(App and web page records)
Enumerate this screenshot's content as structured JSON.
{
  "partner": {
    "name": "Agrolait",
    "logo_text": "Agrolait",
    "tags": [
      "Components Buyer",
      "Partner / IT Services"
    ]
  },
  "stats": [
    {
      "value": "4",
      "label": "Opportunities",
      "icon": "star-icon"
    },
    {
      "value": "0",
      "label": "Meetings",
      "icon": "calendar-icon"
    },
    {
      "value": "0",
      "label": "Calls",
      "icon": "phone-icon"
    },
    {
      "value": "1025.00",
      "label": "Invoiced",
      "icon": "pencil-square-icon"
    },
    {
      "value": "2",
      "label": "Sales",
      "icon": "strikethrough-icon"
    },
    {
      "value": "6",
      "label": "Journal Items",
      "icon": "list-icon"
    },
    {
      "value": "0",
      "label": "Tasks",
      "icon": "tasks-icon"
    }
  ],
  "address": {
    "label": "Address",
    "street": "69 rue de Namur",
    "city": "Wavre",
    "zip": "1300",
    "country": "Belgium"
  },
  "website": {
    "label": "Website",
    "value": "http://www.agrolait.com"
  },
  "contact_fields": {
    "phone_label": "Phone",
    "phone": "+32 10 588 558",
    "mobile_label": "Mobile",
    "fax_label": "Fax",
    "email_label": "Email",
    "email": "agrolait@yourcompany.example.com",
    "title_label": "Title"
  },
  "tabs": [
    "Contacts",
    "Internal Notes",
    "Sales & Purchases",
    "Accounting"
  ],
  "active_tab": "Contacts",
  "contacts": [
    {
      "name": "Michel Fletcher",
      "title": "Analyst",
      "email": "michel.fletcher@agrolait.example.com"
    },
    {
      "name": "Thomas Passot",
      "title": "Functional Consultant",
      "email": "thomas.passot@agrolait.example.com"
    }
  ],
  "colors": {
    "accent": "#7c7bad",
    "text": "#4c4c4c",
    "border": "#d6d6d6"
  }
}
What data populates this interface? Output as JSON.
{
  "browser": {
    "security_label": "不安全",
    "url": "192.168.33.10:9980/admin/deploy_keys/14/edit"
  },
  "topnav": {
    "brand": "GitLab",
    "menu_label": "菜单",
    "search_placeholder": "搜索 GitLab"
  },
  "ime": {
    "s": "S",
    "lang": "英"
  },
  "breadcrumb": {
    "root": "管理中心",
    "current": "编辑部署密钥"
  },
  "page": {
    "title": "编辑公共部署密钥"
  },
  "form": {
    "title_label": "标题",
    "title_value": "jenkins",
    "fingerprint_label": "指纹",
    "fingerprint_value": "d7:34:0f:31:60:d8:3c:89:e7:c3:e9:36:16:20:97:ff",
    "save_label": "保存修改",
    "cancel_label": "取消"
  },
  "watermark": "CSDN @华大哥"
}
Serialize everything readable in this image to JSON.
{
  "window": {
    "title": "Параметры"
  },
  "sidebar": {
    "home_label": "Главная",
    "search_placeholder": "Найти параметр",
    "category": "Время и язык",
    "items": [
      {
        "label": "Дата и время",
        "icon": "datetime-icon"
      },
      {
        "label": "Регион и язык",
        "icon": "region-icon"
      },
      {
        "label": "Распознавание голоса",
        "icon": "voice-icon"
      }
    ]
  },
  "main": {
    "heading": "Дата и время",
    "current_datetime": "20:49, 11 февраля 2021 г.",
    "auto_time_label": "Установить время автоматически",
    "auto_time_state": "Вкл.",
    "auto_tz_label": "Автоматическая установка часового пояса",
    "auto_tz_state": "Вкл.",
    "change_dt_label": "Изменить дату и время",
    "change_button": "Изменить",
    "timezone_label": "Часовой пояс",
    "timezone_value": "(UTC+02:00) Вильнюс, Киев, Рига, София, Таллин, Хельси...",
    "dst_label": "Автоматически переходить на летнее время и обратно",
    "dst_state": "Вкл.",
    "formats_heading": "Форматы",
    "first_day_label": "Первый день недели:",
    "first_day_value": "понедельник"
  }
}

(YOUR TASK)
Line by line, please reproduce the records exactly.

(RESPONSE TO THIS EXERCISE)
Enumerate this screenshot's content as structured JSON.
{
  "partner": {
    "name": "Agrolait",
    "logo_text": "Agrolait",
    "tags": [
      "Components Buyer",
      "Partner / IT Services"
    ]
  },
  "stats": [
    {
      "value": "4",
      "label": "Opportunities",
      "icon": "star-icon"
    },
    {
      "value": "0",
      "label": "Meetings",
      "icon": "calendar-icon"
    },
    {
      "value": "0",
      "label": "Calls",
      "icon": "phone-icon"
    },
    {
      "value": "1025.00",
      "label": "Invoiced",
      "icon": "pencil-square-icon"
    },
    {
      "value": "2",
      "label": "Sales",
      "icon": "strikethrough-icon"
    },
    {
      "value": "6",
      "label": "Journal Items",
      "icon": "list-icon"
    },
    {
      "value": "0",
      "label": "Tasks",
      "icon": "tasks-icon"
    }
  ],
  "address": {
    "label": "Address",
    "street": "69 rue de Namur",
    "city": "Wavre",
    "zip": "1300",
    "country": "Belgium"
  },
  "website": {
    "label": "Website",
    "value": "http://www.agrolait.com"
  },
  "contact_fields": {
    "phone_label": "Phone",
    "phone": "+32 10 588 558",
    "mobile_label": "Mobile",
    "fax_label": "Fax",
    "email_label": "Email",
    "email": "agrolait@yourcompany.example.com",
    "title_label": "Title"
  },
  "tabs": [
    "Contacts",
    "Internal Notes",
    "Sales & Purchases",
    "Accounting"
  ],
  "active_tab": "Contacts",
  "contacts": [
    {
      "name": "Michel Fletcher",
      "title": "Analyst",
      "email": "michel.fletcher@agrolait.example.com"
    },
    {
      "name": "Thomas Passot",
      "title": "Functional Consultant",
      "email": "thomas.passot@agrolait.example.com"
    }
  ],
  "colors": {
    "accent": "#7c7bad",
    "text": "#4c4c4c",
    "border": "#d6d6d6"
  }
}
What data populates this interface? Output as JSON.
{
  "browser": {
    "security_label": "不安全",
    "url": "192.168.33.10:9980/admin/deploy_keys/14/edit"
  },
  "topnav": {
    "brand": "GitLab",
    "menu_label": "菜单",
    "search_placeholder": "搜索 GitLab"
  },
  "ime": {
    "s": "S",
    "lang": "英"
  },
  "breadcrumb": {
    "root": "管理中心",
    "current": "编辑部署密钥"
  },
  "page": {
    "title": "编辑公共部署密钥"
  },
  "form": {
    "title_label": "标题",
    "title_value": "jenkins",
    "fingerprint_label": "指纹",
    "fingerprint_value": "d7:34:0f:31:60:d8:3c:89:e7:c3:e9:36:16:20:97:ff",
    "save_label": "保存修改",
    "cancel_label": "取消"
  },
  "watermark": "CSDN @华大哥"
}
Serialize everything readable in this image to JSON.
{
  "window": {
    "title": "Параметры"
  },
  "sidebar": {
    "home_label": "Главная",
    "search_placeholder": "Найти параметр",
    "category": "Время и язык",
    "items": [
      {
        "label": "Дата и время",
        "icon": "datetime-icon"
      },
      {
        "label": "Регион и язык",
        "icon": "region-icon"
      },
      {
        "label": "Распознавание голоса",
        "icon": "voice-icon"
      }
    ]
  },
  "main": {
    "heading": "Дата и время",
    "current_datetime": "20:49, 11 февраля 2021 г.",
    "auto_time_label": "Установить время автоматически",
    "auto_time_state": "Вкл.",
    "auto_tz_label": "Автоматическая установка часового пояса",
    "auto_tz_state": "Вкл.",
    "change_dt_label": "Изменить дату и время",
    "change_button": "Изменить",
    "timezone_label": "Часовой пояс",
    "timezone_value": "(UTC+02:00) Вильнюс, Киев, Рига, София, Таллин, Хельси...",
    "dst_label": "Автоматически переходить на летнее время и обратно",
    "dst_state": "Вкл.",
    "formats_heading": "Форматы",
    "first_day_label": "Первый день недели:",
    "first_day_value": "понедельник"
  }
}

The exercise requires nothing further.